SUPPLIED DATA:
+--
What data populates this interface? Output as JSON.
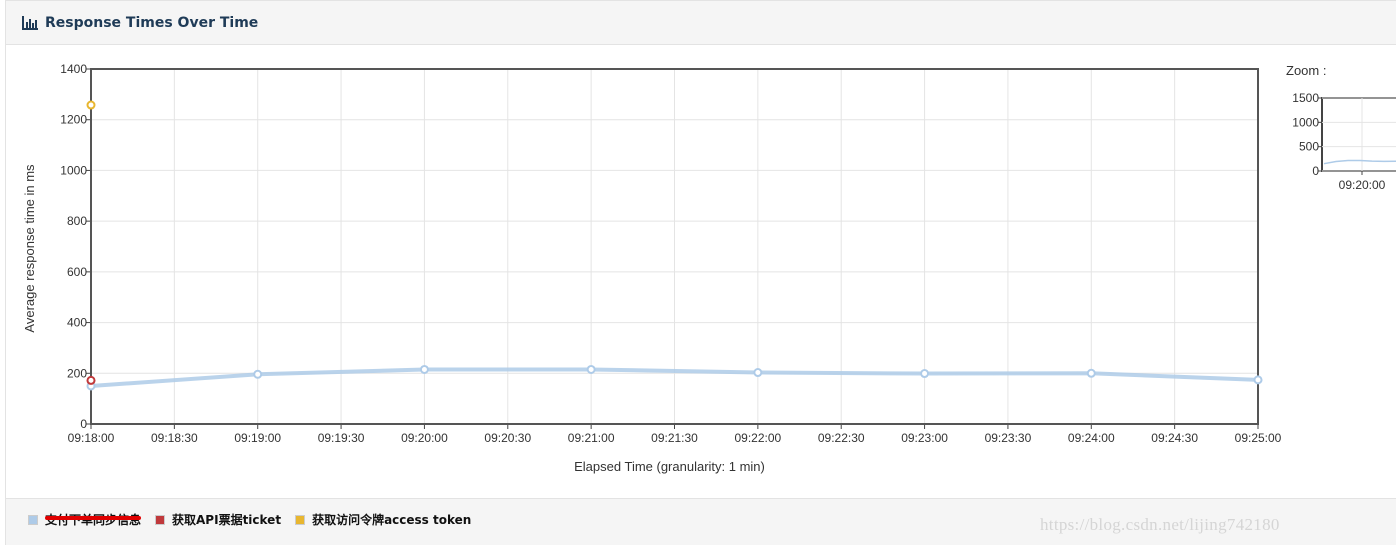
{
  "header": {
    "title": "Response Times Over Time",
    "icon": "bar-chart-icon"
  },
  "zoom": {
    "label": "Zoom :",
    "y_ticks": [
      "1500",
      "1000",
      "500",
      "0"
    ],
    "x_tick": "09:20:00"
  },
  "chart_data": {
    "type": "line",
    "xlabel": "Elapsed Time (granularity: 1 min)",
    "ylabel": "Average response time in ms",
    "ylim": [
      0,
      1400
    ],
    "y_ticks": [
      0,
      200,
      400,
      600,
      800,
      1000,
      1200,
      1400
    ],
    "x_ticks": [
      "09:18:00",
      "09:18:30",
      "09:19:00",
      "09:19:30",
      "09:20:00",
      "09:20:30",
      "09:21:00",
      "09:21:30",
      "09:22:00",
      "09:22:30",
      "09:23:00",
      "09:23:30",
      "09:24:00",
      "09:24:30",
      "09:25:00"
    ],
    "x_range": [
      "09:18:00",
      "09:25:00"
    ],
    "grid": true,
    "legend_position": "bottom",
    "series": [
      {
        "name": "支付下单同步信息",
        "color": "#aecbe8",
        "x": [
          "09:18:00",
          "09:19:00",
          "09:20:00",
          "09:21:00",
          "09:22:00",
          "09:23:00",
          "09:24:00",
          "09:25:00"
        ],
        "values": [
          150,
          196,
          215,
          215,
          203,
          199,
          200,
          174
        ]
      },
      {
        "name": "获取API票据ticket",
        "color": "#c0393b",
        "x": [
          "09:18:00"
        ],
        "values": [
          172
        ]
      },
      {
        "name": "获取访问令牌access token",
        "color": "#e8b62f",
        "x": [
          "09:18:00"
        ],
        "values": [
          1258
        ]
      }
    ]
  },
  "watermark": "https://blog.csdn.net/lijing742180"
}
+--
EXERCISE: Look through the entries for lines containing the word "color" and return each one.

RESPONSE AREA:
        "color": "#aecbe8",
        "color": "#c0393b",
        "color": "#e8b62f",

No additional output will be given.